  • This results in many underdeveloped and immature eggs. These eggs, within the follicles, produce AMH. Hence, women with PCOS have an excess of AMH.


Low AMH indicates a lower number of eggs (follicles), often termed low ovarian reserve. It is important to read AMH in the context of many factors, most importantly your age.

  • Women are said to have diminished ovarian reserve (DOR) when the number of eggs is much lower than expected for women the same age.
  • When this happens, your doctor might get you to perform some genetic screening such as Fragile X Syndrome.
  • Other causes of DOR are smoking, endometriosis, pelvic inflammatory disease, ovarian surgery, autoimmune diseases, and cancer treatment.

In many cases, no apparent cause can be identified. If a woman experience menopause before the age of 40, they have Premature Ovarian Insufficiency (POI), which impacts 1in 100 women.

Women with POI can experience symptoms such as irregular periods, typically shortening of menstrual cycles well in their 30s.

How about the Quality of Eggs?   

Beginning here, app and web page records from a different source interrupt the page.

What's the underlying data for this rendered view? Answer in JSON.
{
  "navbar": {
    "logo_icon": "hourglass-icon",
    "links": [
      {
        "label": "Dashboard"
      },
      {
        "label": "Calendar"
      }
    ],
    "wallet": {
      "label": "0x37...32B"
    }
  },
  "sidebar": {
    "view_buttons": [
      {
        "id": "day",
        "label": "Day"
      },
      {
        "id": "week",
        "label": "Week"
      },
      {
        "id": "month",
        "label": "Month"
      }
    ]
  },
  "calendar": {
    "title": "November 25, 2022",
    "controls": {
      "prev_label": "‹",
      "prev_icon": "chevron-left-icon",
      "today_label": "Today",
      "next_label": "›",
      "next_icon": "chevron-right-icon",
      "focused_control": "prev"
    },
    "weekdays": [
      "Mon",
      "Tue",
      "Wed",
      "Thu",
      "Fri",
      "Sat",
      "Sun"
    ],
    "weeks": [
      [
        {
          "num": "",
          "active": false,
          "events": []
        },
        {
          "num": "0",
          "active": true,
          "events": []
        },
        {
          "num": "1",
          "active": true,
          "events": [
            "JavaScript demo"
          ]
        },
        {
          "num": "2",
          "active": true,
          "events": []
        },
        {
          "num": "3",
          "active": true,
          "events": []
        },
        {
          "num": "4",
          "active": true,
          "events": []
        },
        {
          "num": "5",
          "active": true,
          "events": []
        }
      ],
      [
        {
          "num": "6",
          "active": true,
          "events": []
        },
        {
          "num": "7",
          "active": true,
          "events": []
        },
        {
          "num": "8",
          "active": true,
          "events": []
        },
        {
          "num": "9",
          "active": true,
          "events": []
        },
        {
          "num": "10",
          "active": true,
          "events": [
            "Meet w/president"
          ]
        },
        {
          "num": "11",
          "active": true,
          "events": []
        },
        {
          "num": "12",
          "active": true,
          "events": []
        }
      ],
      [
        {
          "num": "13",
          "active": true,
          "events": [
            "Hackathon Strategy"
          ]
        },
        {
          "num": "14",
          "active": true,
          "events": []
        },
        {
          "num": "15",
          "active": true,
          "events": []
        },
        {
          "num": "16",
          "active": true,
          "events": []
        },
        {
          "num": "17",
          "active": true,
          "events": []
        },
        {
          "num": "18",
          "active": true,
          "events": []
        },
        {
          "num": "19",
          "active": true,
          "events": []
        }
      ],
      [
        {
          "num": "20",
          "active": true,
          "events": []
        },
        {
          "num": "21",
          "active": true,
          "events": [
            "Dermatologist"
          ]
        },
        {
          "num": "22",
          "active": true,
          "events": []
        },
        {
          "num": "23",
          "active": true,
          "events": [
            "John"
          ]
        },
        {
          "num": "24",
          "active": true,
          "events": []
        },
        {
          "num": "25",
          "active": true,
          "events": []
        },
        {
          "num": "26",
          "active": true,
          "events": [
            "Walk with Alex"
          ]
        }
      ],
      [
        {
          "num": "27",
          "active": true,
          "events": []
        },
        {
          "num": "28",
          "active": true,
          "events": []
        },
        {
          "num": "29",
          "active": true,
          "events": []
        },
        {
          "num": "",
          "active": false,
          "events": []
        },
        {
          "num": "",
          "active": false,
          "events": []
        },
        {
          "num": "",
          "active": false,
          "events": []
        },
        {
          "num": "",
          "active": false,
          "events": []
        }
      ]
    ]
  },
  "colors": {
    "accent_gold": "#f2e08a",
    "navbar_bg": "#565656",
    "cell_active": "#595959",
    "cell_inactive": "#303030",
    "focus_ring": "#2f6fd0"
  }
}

AMH does not tell us about the quality of eggs, which is important when it comes to getting pregnant. Fertility is directly related to egg quality, unfortunately, there is no test for it. Age is the best predictor as quality declines in a predictable manner with age.

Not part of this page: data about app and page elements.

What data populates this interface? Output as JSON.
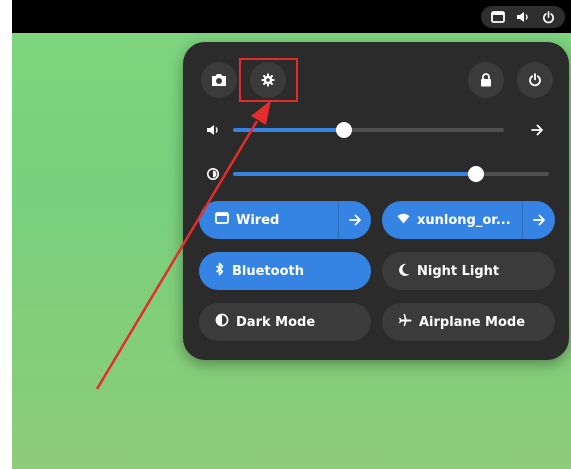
{
  "top_bar": {
    "status_icons": [
      "network-icon",
      "volume-icon",
      "power-icon"
    ]
  },
  "quick_settings": {
    "top_buttons": {
      "left": [
        "screenshot-icon",
        "settings-icon"
      ],
      "right": [
        "lock-icon",
        "power-icon"
      ]
    },
    "volume_slider": {
      "icon": "volume-icon",
      "level": 0.41
    },
    "brightness_slider": {
      "icon": "brightness-icon",
      "level": 0.77
    },
    "toggles": [
      {
        "label": "Wired",
        "icon": "wired-network-icon",
        "active": true,
        "has_menu": true
      },
      {
        "label": "xunlong_or...",
        "icon": "wifi-icon",
        "active": true,
        "has_menu": true
      },
      {
        "label": "Bluetooth",
        "icon": "bluetooth-icon",
        "active": true,
        "has_menu": false
      },
      {
        "label": "Night Light",
        "icon": "moon-icon",
        "active": false,
        "has_menu": false
      },
      {
        "label": "Dark Mode",
        "icon": "dark-mode-icon",
        "active": false,
        "has_menu": false
      },
      {
        "label": "Airplane Mode",
        "icon": "airplane-icon",
        "active": false,
        "has_menu": false
      }
    ]
  },
  "colors": {
    "accent": "#3584e4",
    "panel": "#2b2b2b",
    "button": "#3b3b3b",
    "annotation": "#e52b2b",
    "desktop": "#7fd67e"
  }
}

The only way to test is to attempt fertilisation of the eggs then perform a test on the resulted embryos for chromosomal abnormalities.

  • Women in their 20s have mostly (80%) normal eggs, although they too have abnormal ones. 
  • Whereas women in their 40s have mostly (80%) abnormal eggs, regardless of how healthy they have been.

To illustrate further,

  • AMH of 7 pmol/L is low for 32 years old but it is within the normal range for a 42-year-old woman.
  • They may yield similar number of eggs during IVF treatment, but 32 year old will have better chance of success with  IVF as the proportion of normal eggs is higher with younger eggs.
  • Our chances at pregnancy is significantly tied to the age of the eggs, which is the basis of the process.


The basics of women's fertility: The 3As  

Women are born with all the eggs that they will ever have. In fact, by the time a female infant is born, still many years from reproductive potential, the number of eggs in her ovaries has already declined by 80% from the peak number of eggs. The number gets even smaller by the time a girl enters puberty and begins to menstruate.

When a woman is trying to conceive, it helps to have regular ovulatory cycles that produces good quality eggs. How does age affect fertility in both men and women, especially that of the women? Firstly, as women age, the pool of eggs gets smaller and smaller, making it less likely for ovulation to occur regularly, which will lead to irregular cycles and ultimately menopause. Secondly, the process of meiosis (division of reproductive cells) is more prone to errors while we age. This results in lesser quality eggs which is also the reason why older women have higher risk of having a baby with chromosomal abnormality.

To put this into perspective, women’s fertility starts to decline from age of 30, and drops more steeply after the age of 35. This is because women are born with a finite number of eggs, and as she grows older so does the eggs, both in quantity and quality. Most women will be able to conceive naturally and give birth to a healthy baby if they get pregnant by 35.

After 35, the proportion who experience infertility, miscarriage or a problem with the baby increases. Therefore, from a pure biological perspective, it is best to try to start a family before you are 35. On the other hand, men can remain fertile for much longer than women. Even though male fertility also declines with age, it tends to happen more gradually.


Read the Blog about Age, AMH and Antral Follicle Count